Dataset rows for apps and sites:
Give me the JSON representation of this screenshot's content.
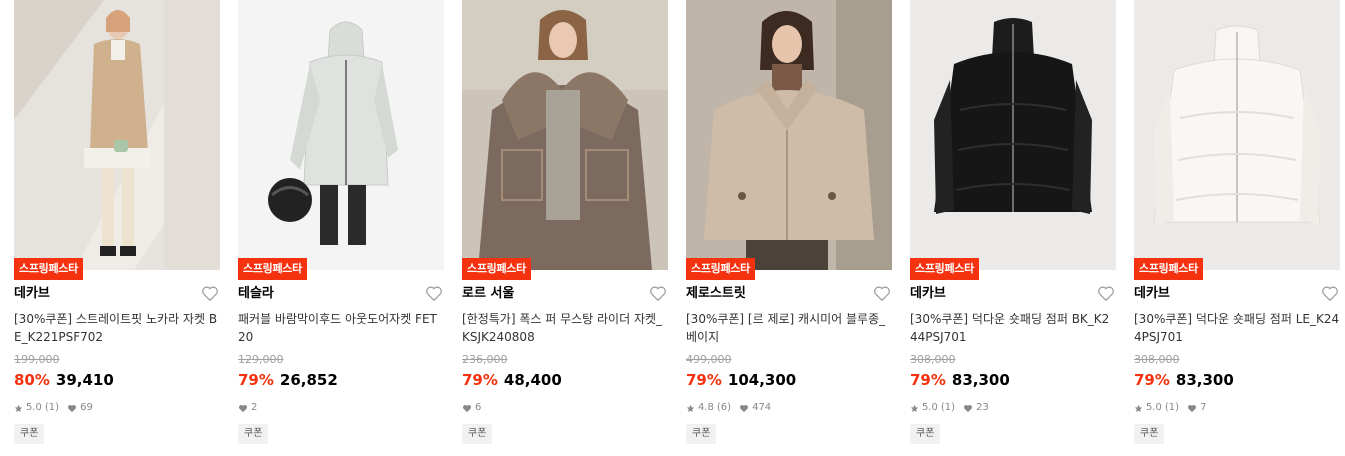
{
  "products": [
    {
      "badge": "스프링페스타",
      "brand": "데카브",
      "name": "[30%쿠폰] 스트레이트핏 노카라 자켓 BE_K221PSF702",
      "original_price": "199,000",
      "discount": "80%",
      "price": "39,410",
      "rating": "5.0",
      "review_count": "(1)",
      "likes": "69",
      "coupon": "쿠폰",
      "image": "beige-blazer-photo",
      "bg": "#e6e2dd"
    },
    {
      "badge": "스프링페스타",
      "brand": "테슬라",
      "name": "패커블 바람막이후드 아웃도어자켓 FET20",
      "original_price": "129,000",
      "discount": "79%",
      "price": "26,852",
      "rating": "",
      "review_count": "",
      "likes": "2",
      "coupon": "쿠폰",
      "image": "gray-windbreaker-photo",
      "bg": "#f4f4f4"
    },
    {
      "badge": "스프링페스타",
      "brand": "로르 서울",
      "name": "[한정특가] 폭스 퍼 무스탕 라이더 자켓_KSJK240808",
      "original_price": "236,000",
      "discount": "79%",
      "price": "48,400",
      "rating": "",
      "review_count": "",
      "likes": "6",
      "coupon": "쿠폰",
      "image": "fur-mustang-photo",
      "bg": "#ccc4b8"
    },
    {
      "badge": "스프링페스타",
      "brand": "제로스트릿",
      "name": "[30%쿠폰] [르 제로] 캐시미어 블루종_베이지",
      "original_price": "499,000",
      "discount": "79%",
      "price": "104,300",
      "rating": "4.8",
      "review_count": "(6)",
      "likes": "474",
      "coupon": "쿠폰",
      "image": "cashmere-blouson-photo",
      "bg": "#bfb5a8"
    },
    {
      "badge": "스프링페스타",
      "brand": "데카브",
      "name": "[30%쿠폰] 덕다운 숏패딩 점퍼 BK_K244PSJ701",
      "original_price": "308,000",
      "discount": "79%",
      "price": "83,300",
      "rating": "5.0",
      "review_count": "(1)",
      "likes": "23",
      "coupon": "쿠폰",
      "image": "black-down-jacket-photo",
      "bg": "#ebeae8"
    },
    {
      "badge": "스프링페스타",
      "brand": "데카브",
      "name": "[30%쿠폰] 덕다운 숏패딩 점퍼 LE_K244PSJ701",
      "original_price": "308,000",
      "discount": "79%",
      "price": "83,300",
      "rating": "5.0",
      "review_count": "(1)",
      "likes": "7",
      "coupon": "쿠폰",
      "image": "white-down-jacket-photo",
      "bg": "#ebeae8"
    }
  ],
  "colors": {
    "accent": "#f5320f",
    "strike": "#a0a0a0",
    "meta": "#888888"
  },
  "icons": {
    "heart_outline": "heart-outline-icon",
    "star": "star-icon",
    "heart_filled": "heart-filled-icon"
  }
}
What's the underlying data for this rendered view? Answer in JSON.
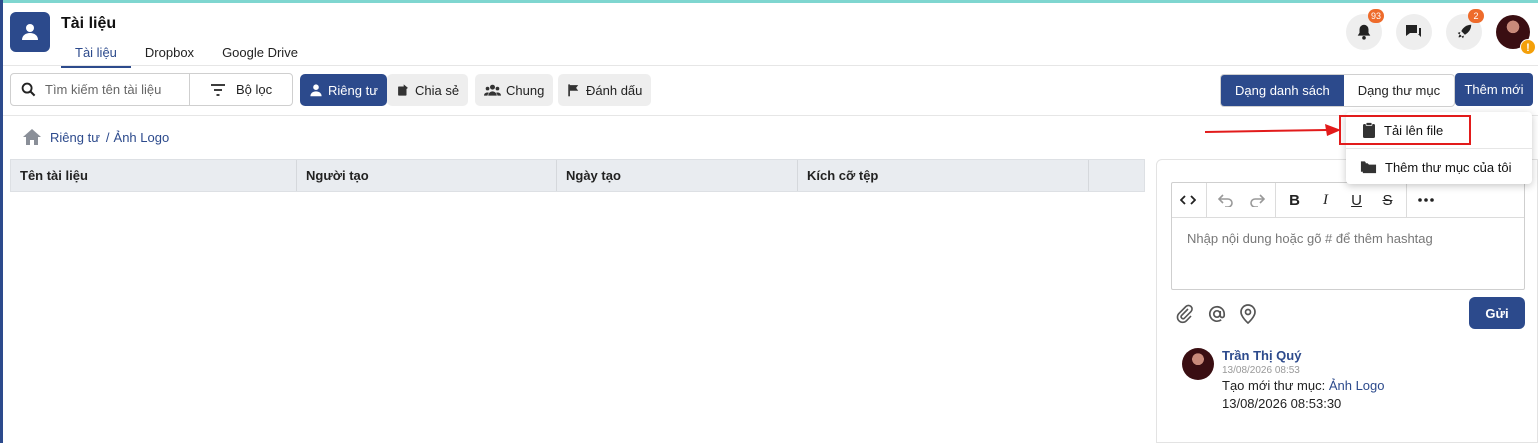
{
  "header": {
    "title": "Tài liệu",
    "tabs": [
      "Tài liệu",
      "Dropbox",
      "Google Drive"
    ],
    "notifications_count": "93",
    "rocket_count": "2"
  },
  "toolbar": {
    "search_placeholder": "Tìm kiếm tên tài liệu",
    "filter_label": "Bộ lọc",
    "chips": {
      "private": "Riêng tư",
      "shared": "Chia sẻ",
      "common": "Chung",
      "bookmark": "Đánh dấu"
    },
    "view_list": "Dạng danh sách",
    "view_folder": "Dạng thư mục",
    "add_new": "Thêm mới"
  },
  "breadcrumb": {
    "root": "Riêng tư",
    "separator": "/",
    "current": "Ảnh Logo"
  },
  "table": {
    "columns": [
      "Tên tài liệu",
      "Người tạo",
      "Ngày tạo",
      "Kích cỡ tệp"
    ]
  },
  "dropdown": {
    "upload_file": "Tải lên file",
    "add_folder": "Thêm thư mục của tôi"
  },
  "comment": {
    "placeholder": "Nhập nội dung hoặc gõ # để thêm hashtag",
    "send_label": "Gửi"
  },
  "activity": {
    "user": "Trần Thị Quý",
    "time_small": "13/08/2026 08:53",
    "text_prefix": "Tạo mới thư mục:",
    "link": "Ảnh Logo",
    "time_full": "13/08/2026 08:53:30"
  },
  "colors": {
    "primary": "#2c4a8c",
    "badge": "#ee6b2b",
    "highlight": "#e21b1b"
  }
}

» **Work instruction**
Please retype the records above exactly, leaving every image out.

» **Output of the task**
Give me the JSON representation of this screenshot's content.
{
  "products": [
    {
      "badge": "스프링페스타",
      "brand": "데카브",
      "name": "[30%쿠폰] 스트레이트핏 노카라 자켓 BE_K221PSF702",
      "original_price": "199,000",
      "discount": "80%",
      "price": "39,410",
      "rating": "5.0",
      "review_count": "(1)",
      "likes": "69",
      "coupon": "쿠폰",
      "image": "beige-blazer-photo",
      "bg": "#e6e2dd"
    },
    {
      "badge": "스프링페스타",
      "brand": "테슬라",
      "name": "패커블 바람막이후드 아웃도어자켓 FET20",
      "original_price": "129,000",
      "discount": "79%",
      "price": "26,852",
      "rating": "",
      "review_count": "",
      "likes": "2",
      "coupon": "쿠폰",
      "image": "gray-windbreaker-photo",
      "bg": "#f4f4f4"
    },
    {
      "badge": "스프링페스타",
      "brand": "로르 서울",
      "name": "[한정특가] 폭스 퍼 무스탕 라이더 자켓_KSJK240808",
      "original_price": "236,000",
      "discount": "79%",
      "price": "48,400",
      "rating": "",
      "review_count": "",
      "likes": "6",
      "coupon": "쿠폰",
      "image": "fur-mustang-photo",
      "bg": "#ccc4b8"
    },
    {
      "badge": "스프링페스타",
      "brand": "제로스트릿",
      "name": "[30%쿠폰] [르 제로] 캐시미어 블루종_베이지",
      "original_price": "499,000",
      "discount": "79%",
      "price": "104,300",
      "rating": "4.8",
      "review_count": "(6)",
      "likes": "474",
      "coupon": "쿠폰",
      "image": "cashmere-blouson-photo",
      "bg": "#bfb5a8"
    },
    {
      "badge": "스프링페스타",
      "brand": "데카브",
      "name": "[30%쿠폰] 덕다운 숏패딩 점퍼 BK_K244PSJ701",
      "original_price": "308,000",
      "discount": "79%",
      "price": "83,300",
      "rating": "5.0",
      "review_count": "(1)",
      "likes": "23",
      "coupon": "쿠폰",
      "image": "black-down-jacket-photo",
      "bg": "#ebeae8"
    },
    {
      "badge": "스프링페스타",
      "brand": "데카브",
      "name": "[30%쿠폰] 덕다운 숏패딩 점퍼 LE_K244PSJ701",
      "original_price": "308,000",
      "discount": "79%",
      "price": "83,300",
      "rating": "5.0",
      "review_count": "(1)",
      "likes": "7",
      "coupon": "쿠폰",
      "image": "white-down-jacket-photo",
      "bg": "#ebeae8"
    }
  ],
  "colors": {
    "accent": "#f5320f",
    "strike": "#a0a0a0",
    "meta": "#888888"
  },
  "icons": {
    "heart_outline": "heart-outline-icon",
    "star": "star-icon",
    "heart_filled": "heart-filled-icon"
  }
}
What's the underlying data for this rendered view? Answer in JSON.
{
  "header": {
    "title": "Tài liệu",
    "tabs": [
      "Tài liệu",
      "Dropbox",
      "Google Drive"
    ],
    "notifications_count": "93",
    "rocket_count": "2"
  },
  "toolbar": {
    "search_placeholder": "Tìm kiếm tên tài liệu",
    "filter_label": "Bộ lọc",
    "chips": {
      "private": "Riêng tư",
      "shared": "Chia sẻ",
      "common": "Chung",
      "bookmark": "Đánh dấu"
    },
    "view_list": "Dạng danh sách",
    "view_folder": "Dạng thư mục",
    "add_new": "Thêm mới"
  },
  "breadcrumb": {
    "root": "Riêng tư",
    "separator": "/",
    "current": "Ảnh Logo"
  },
  "table": {
    "columns": [
      "Tên tài liệu",
      "Người tạo",
      "Ngày tạo",
      "Kích cỡ tệp"
    ]
  },
  "dropdown": {
    "upload_file": "Tải lên file",
    "add_folder": "Thêm thư mục của tôi"
  },
  "comment": {
    "placeholder": "Nhập nội dung hoặc gõ # để thêm hashtag",
    "send_label": "Gửi"
  },
  "activity": {
    "user": "Trần Thị Quý",
    "time_small": "13/08/2026 08:53",
    "text_prefix": "Tạo mới thư mục:",
    "link": "Ảnh Logo",
    "time_full": "13/08/2026 08:53:30"
  },
  "colors": {
    "primary": "#2c4a8c",
    "badge": "#ee6b2b",
    "highlight": "#e21b1b"
  }
}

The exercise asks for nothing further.